Netflix has ordered a gameshow based on its South Korean global smash drama Squid Game from Studio Lambert and The Garden.

Ten-part Squid Game: The Challenge will follow contestants as they participate in games inspired by the hit series for a $4.56m cash prize, the biggest financial reward for a reality series, according to Netflix.

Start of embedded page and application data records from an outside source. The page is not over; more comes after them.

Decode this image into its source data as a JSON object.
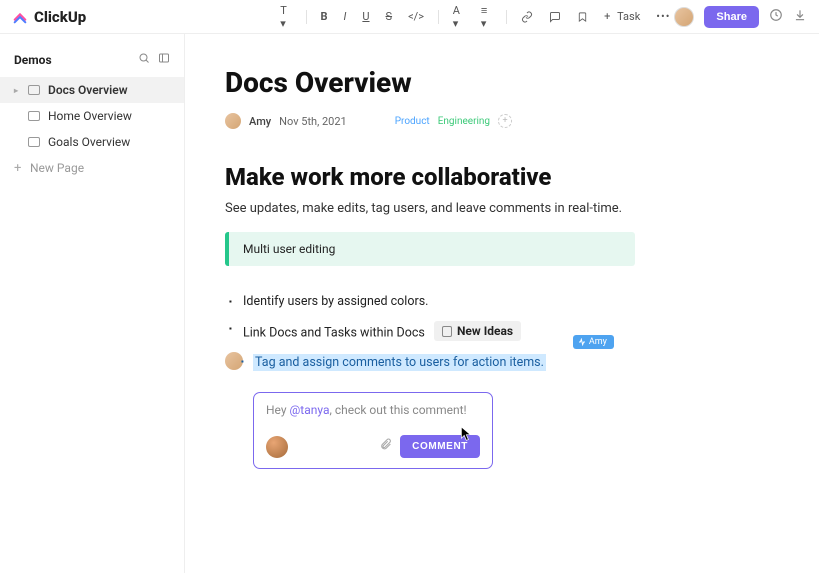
{
  "brand": {
    "name": "ClickUp"
  },
  "toolbar": {
    "task_label": "Task",
    "task_prefix": "+"
  },
  "header": {
    "share_label": "Share"
  },
  "sidebar": {
    "title": "Demos",
    "items": [
      {
        "label": "Docs Overview",
        "active": true
      },
      {
        "label": "Home Overview",
        "active": false
      },
      {
        "label": "Goals Overview",
        "active": false
      }
    ],
    "new_page_label": "New Page"
  },
  "doc": {
    "title": "Docs Overview",
    "author": "Amy",
    "date": "Nov 5th, 2021",
    "tags": {
      "product": "Product",
      "engineering": "Engineering"
    },
    "h2": "Make work more collaborative",
    "subtitle": "See updates, make edits, tag users, and leave comments in real-time.",
    "callout": "Multi user editing",
    "bullets": [
      "Identify users by assigned colors.",
      "Link Docs and Tasks within Docs"
    ],
    "chip": "New Ideas",
    "highlighted": "Tag and assign comments to users for action items.",
    "presence_user": "Amy"
  },
  "comment": {
    "prefix": "Hey ",
    "mention": "@tanya",
    "suffix": ", check out this comment!",
    "button": "COMMENT"
  }
}
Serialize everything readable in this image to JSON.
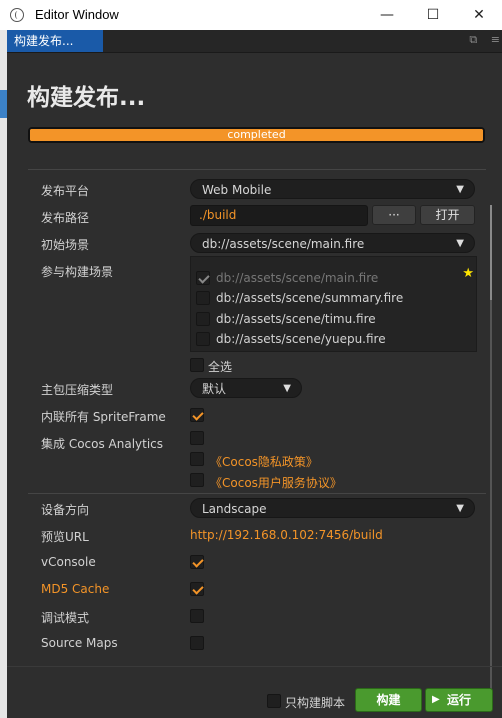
{
  "window": {
    "title": "Editor Window",
    "minimize": "—",
    "maximize": "☐",
    "close": "✕"
  },
  "tab": {
    "label": "构建发布...",
    "icon_popout": "⧉",
    "icon_menu": "≡"
  },
  "page": {
    "title": "构建发布..."
  },
  "progress": {
    "text": "completed",
    "percent": 100
  },
  "form": {
    "platform": {
      "label": "发布平台",
      "value": "Web Mobile"
    },
    "path": {
      "label": "发布路径",
      "value": "./build",
      "browse_label": "···",
      "open_label": "打开"
    },
    "start_scene": {
      "label": "初始场景",
      "value": "db://assets/scene/main.fire"
    },
    "scenes": {
      "label": "参与构建场景",
      "items": [
        {
          "path": "db://assets/scene/main.fire",
          "checked": true,
          "disabled": true
        },
        {
          "path": "db://assets/scene/summary.fire",
          "checked": false,
          "disabled": false
        },
        {
          "path": "db://assets/scene/timu.fire",
          "checked": false,
          "disabled": false
        },
        {
          "path": "db://assets/scene/yuepu.fire",
          "checked": false,
          "disabled": false
        }
      ],
      "select_all_label": "全选"
    },
    "compression": {
      "label": "主包压缩类型",
      "value": "默认"
    },
    "inline_sprite": {
      "label": "内联所有 SpriteFrame",
      "checked": true
    },
    "analytics": {
      "label": "集成 Cocos Analytics",
      "checked": false,
      "privacy_link": "《Cocos隐私政策》",
      "service_link": "《Cocos用户服务协议》"
    },
    "orientation": {
      "label": "设备方向",
      "value": "Landscape"
    },
    "preview_url": {
      "label": "预览URL",
      "value": "http://192.168.0.102:7456/build"
    },
    "vconsole": {
      "label": "vConsole",
      "checked": true
    },
    "md5_cache": {
      "label": "MD5 Cache",
      "checked": true
    },
    "debug": {
      "label": "调试模式",
      "checked": false
    },
    "source_maps": {
      "label": "Source Maps",
      "checked": false
    }
  },
  "footer": {
    "build_script_only": "只构建脚本",
    "build": "构建",
    "run": "运行",
    "run_icon": "▶"
  },
  "colors": {
    "accent": "#f39428",
    "tab_blue": "#1a5aa8",
    "button_green": "#4a9a2e",
    "panel_bg": "#2e2e2e"
  }
}
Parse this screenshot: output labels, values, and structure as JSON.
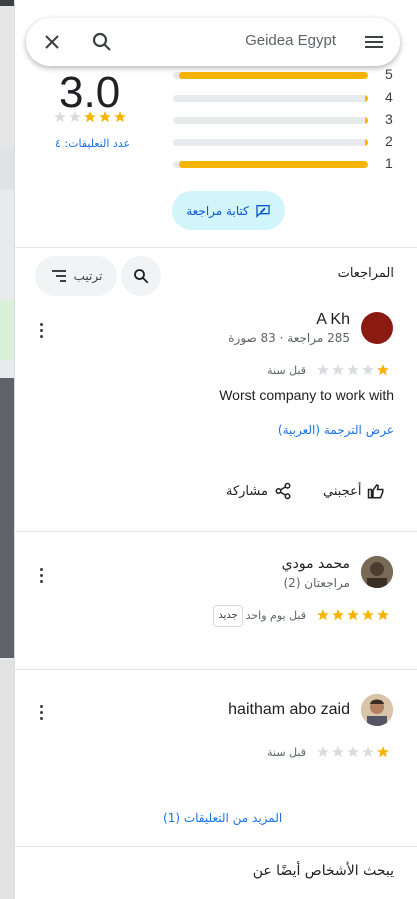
{
  "colors": {
    "star": "#f6b400",
    "link": "#1a73e8",
    "button_bg": "#d2f4fb"
  },
  "search": {
    "place_name": "Geidea Egypt",
    "icons": [
      "close-icon",
      "search-icon",
      "menu-icon"
    ]
  },
  "summary": {
    "rating": "3.0",
    "stars_filled": 3,
    "reviews_label": "عدد التعليقات: ٤",
    "distribution": [
      {
        "label": "5",
        "fraction": 0.97
      },
      {
        "label": "4",
        "fraction": 0.01
      },
      {
        "label": "3",
        "fraction": 0.01
      },
      {
        "label": "2",
        "fraction": 0.01
      },
      {
        "label": "1",
        "fraction": 0.97
      }
    ],
    "write_review_label": "كتابة مراجعة"
  },
  "reviews_section": {
    "title": "المراجعات",
    "sort_label": "ترتيب"
  },
  "reviews": [
    {
      "name": "A Kh",
      "meta": "285 مراجعة · 83 صورة",
      "stars": 1,
      "date": "قبل سنة",
      "text": "Worst company to work with",
      "translate_label": "عرض الترجمة (العربية)",
      "like_label": "أعجبني",
      "share_label": "مشاركة"
    },
    {
      "name": "محمد مودي",
      "meta": "مراجعتان (2)",
      "stars": 5,
      "date": "قبل يوم واحد",
      "badge": "جديد"
    },
    {
      "name": "haitham abo zaid",
      "stars": 1,
      "date": "قبل سنة"
    }
  ],
  "more_reviews_label": "المزيد من التعليقات (1)",
  "people_also_search": "يبحث الأشخاص أيضًا عن"
}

The drama’s games will be supplemented by original ones as participants’ strategies, alliances, and character are tested as their rivals are eliminated.